I approached our conversation with a handful of general and specific questions. While I took notes from our conversation, I did not record it. I have tried to summarize Shorter’s responses. To help ensure that I did not mischaracterize his thoughts, I offered Shorter a chance to look over a draft before I posted it. ↩
Our discussion began with historians of medicine but broadened out to include all historians of science. ↩
I’m reminded of H. Butterfield or E. H. Carr here. They didn’t quite offer concrete suggestions about how to realize their advice or how to know when we had successfully understood something. Shorter did suggest that his colleagues enroll in organic chemistry courses, though we are still left wondering what the proper role of that technical knowledge is in understanding. ↩
Here Shorter was insistent that he was speaking about what history of medicine had to offer practitioners. He did not want to say that history of science offered anything to practicing scientists. It might or might not—he tended to think that history of science had less to offer scientists in the hard sciences—but he couldn’t say. ↩
Shorter read over this post and offered some clarifications.
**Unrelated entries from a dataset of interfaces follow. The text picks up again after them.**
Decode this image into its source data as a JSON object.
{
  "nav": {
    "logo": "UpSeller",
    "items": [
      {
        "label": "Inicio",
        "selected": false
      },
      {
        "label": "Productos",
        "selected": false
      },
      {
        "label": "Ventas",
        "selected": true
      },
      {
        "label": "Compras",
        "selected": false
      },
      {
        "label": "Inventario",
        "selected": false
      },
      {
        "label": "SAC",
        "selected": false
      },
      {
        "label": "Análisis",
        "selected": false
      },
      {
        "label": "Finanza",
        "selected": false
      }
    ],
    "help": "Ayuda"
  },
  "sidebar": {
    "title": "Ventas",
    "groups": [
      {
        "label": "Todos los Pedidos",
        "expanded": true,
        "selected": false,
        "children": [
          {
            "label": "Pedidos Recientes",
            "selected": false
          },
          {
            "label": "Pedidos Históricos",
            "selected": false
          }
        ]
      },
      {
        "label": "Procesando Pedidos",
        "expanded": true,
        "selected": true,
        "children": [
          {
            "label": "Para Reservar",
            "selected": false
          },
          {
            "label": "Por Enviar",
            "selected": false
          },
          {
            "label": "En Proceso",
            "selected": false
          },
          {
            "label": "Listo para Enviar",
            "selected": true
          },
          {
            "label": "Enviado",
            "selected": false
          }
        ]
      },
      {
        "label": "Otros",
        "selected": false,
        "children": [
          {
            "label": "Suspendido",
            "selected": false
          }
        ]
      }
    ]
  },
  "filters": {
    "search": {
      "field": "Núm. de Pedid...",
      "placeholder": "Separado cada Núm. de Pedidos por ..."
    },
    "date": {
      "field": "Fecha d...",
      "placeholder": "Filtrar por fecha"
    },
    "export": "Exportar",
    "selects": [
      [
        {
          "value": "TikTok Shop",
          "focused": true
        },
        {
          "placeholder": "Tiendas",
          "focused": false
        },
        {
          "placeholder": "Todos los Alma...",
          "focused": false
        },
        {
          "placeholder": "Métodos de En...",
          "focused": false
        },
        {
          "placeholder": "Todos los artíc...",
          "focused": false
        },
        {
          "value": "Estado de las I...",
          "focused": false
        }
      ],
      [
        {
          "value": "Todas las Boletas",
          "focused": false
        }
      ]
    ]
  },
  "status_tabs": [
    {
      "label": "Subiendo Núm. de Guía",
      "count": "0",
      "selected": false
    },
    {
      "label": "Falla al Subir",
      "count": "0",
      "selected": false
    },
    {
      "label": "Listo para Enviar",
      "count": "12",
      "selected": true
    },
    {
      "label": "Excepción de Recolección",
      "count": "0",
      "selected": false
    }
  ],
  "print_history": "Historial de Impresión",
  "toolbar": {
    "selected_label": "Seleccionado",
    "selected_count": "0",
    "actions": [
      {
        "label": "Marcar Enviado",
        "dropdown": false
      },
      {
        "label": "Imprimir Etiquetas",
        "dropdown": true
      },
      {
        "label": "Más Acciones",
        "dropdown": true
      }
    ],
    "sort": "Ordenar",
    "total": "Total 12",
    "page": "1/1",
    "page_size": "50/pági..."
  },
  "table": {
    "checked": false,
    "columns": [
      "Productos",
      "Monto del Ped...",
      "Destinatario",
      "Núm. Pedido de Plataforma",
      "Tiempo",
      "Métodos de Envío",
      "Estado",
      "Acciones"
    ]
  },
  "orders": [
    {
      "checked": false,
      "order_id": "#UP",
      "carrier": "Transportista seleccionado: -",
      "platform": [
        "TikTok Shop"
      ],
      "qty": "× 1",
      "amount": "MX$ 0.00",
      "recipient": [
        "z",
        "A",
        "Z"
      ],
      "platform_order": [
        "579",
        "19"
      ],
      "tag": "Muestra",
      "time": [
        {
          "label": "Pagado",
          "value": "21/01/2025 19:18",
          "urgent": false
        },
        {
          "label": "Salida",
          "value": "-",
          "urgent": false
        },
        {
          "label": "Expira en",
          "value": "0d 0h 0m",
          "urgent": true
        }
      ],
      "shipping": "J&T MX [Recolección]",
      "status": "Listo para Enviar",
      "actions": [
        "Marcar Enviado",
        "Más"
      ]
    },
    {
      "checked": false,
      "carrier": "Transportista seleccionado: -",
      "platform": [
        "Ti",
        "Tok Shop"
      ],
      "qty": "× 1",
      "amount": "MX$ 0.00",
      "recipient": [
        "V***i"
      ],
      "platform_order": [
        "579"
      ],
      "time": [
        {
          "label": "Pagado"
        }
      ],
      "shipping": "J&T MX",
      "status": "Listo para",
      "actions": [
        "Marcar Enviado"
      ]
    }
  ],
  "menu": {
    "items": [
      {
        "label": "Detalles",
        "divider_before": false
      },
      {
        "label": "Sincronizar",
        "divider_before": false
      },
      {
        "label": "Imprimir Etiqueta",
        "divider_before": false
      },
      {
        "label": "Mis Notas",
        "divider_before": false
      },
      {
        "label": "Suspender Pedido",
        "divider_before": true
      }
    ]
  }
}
I did not ask him to read this last paragraph, which has less to do with faithfully representing Shorter’s position and more to do with my thoughts on our conversation. ↩
I updated yesterday’s post, “Pamphlets on the Earthquake of 1580,” to include an EPUB version of Arthur Golding’s A Discourse vpon the Earthquake …. While you will be missing out if you don’t go back and read the whole post, if you just want the EPUB file, you can download it here.
As with Jan van der Noot’s tract on the plague, EPUB available here, I have created only an EPUB version. Some formatting is lost in the conversion process to a mobi (i.e., a Kindle) version. When I figure out how to solve that problem, I will post mobi versions too.
I continue to play with EPUBs as I think about what options they offer for readers and students. One version of van der Noot’s text includes a number of notes that readers can see if they click on the links. Some notes offer definitions of difficult words, other identify contemporary books mentioned in the text, still others explain unusual or unfamiliar terms and concepts. While helpful, such annotations are rather pedestrian and only just begin to enhance the reading experience. Now that the EPUB standard adds considerable support for HTML5 and CSS3, there are many interesting and interactive possibilities. Unfortunately, not all ereaders support all HTML5 options and the Kindle is woefully inadequate in this area.
Please send me any suggestions and ideas you might have about what would enhance your reading of early modern primary sources or how I could make them more effective/useful in classes: dhayton(at)haverford.edu.